Today I’m turning the spotlight on Carter G. Woodson. He is known as the “Father of Black History Month”. He’s also one of the first African Americans to receive a doctorate from Harvard.
Woodson was born on December 19, 1875 in New Canton, Virginia. He was born to a poor slave family. Around 15 years of age, Woodson worked as a miner, a sharecropper, and attended high school.
He taught black youth around the 1900’s in West Virginia. He worked in the Philippines for the US war department from 1903 to 1907. He received his M.A degree in history in 1908. He published his first book in 1915, titled The Education of the Negro Prior to 1861.
He also co founded the Association for the Study of Negro Life and History(ASNLH). He launched Negro Week in 1926. He wrote many essays in black newspapers such as the New York Age, and Pittsburgh Courier from Pennsylvania.
He assisted teachers with African American studies by creating the Negro History bulletin in 1937. He served as a principal at Armstrong Manual Training school in Washington. He then worked as a college dean at Howard University.

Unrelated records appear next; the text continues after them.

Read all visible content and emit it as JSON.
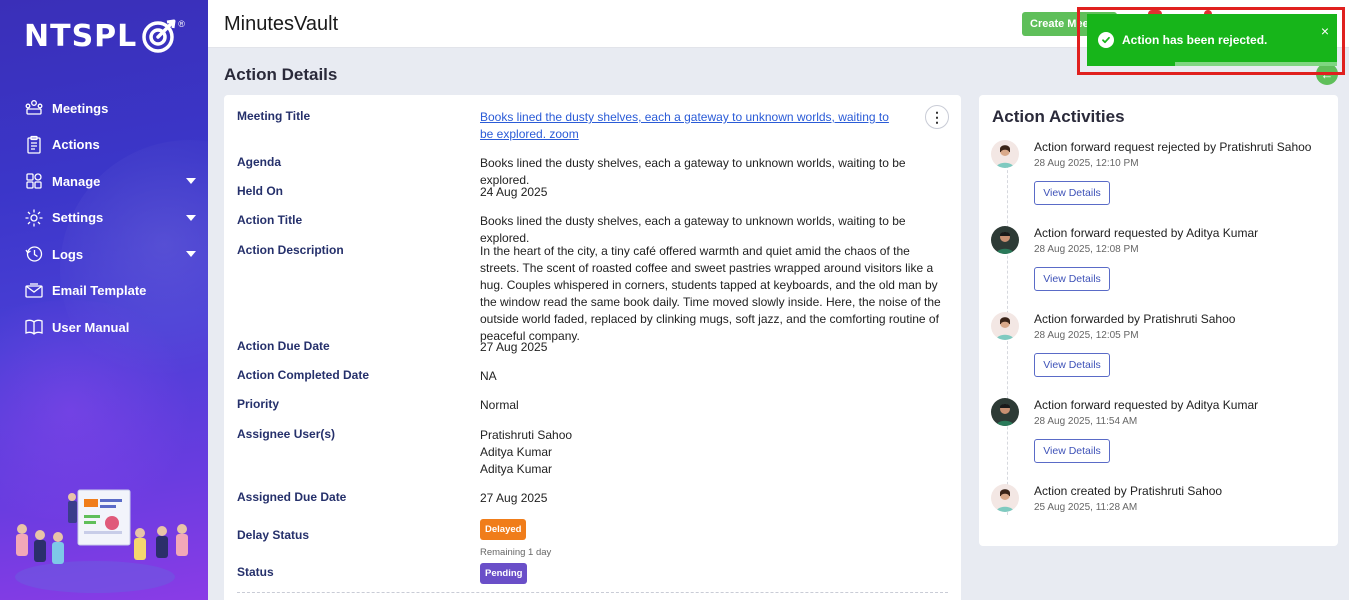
{
  "brand": {
    "logo_text": "NTSPL"
  },
  "sidebar": {
    "items": [
      {
        "label": "Meetings",
        "icon": "meetings-icon",
        "has_caret": false
      },
      {
        "label": "Actions",
        "icon": "clipboard-icon",
        "has_caret": false
      },
      {
        "label": "Manage",
        "icon": "grid-icon",
        "has_caret": true
      },
      {
        "label": "Settings",
        "icon": "gear-icon",
        "has_caret": true
      },
      {
        "label": "Logs",
        "icon": "history-icon",
        "has_caret": true
      },
      {
        "label": "Email Template",
        "icon": "envelope-icon",
        "has_caret": false
      },
      {
        "label": "User Manual",
        "icon": "book-icon",
        "has_caret": false
      }
    ]
  },
  "header": {
    "app_title": "MinutesVault",
    "create_button": "Create Meeting"
  },
  "page": {
    "title": "Action Details"
  },
  "details": {
    "meeting_title_label": "Meeting Title",
    "meeting_title_value": "Books lined the dusty shelves, each a gateway to unknown worlds, waiting to be explored. zoom",
    "agenda_label": "Agenda",
    "agenda_value": "Books lined the dusty shelves, each a gateway to unknown worlds, waiting to be explored.",
    "held_on_label": "Held On",
    "held_on_value": "24 Aug 2025",
    "action_title_label": "Action Title",
    "action_title_value": "Books lined the dusty shelves, each a gateway to unknown worlds, waiting to be explored.",
    "action_description_label": "Action Description",
    "action_description_value": "In the heart of the city, a tiny café offered warmth and quiet amid the chaos of the streets. The scent of roasted coffee and sweet pastries wrapped around visitors like a hug. Couples whispered in corners, students tapped at keyboards, and the old man by the window read the same book daily. Time moved slowly inside. Here, the noise of the outside world faded, replaced by clinking mugs, soft jazz, and the comforting routine of peaceful company.",
    "action_due_date_label": "Action Due Date",
    "action_due_date_value": "27 Aug 2025",
    "action_completed_date_label": "Action Completed Date",
    "action_completed_date_value": "NA",
    "priority_label": "Priority",
    "priority_value": "Normal",
    "assignee_label": "Assignee User(s)",
    "assignees": [
      "Pratishruti Sahoo",
      "Aditya Kumar",
      "Aditya Kumar"
    ],
    "assigned_due_date_label": "Assigned Due Date",
    "assigned_due_date_value": "27 Aug 2025",
    "delay_status_label": "Delay Status",
    "delay_status_badge": "Delayed",
    "delay_status_sub": "Remaining 1 day",
    "status_label": "Status",
    "status_badge": "Pending"
  },
  "activities": {
    "title": "Action Activities",
    "view_details_label": "View Details",
    "items": [
      {
        "text": "Action forward request rejected by Pratishruti Sahoo",
        "time": "28 Aug 2025, 12:10 PM",
        "avatar": "female",
        "has_button": true
      },
      {
        "text": "Action forward requested by Aditya Kumar",
        "time": "28 Aug 2025, 12:08 PM",
        "avatar": "male",
        "has_button": true
      },
      {
        "text": "Action forwarded by Pratishruti Sahoo",
        "time": "28 Aug 2025, 12:05 PM",
        "avatar": "female",
        "has_button": true
      },
      {
        "text": "Action forward requested by Aditya Kumar",
        "time": "28 Aug 2025, 11:54 AM",
        "avatar": "male",
        "has_button": true
      },
      {
        "text": "Action created by Pratishruti Sahoo",
        "time": "25 Aug 2025, 11:28 AM",
        "avatar": "female",
        "has_button": false
      }
    ]
  },
  "toast": {
    "message": "Action has been rejected.",
    "close": "×",
    "color": "#17b51a"
  },
  "colors": {
    "accent": "#3e52b8",
    "label": "#25306b",
    "delayed": "#f07d1a",
    "pending": "#6a4fc8",
    "highlight": "#e0201e"
  }
}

He relied on the black community to keep the organizations he created going.
Woodson died on April 3, 1950 from a heart attack.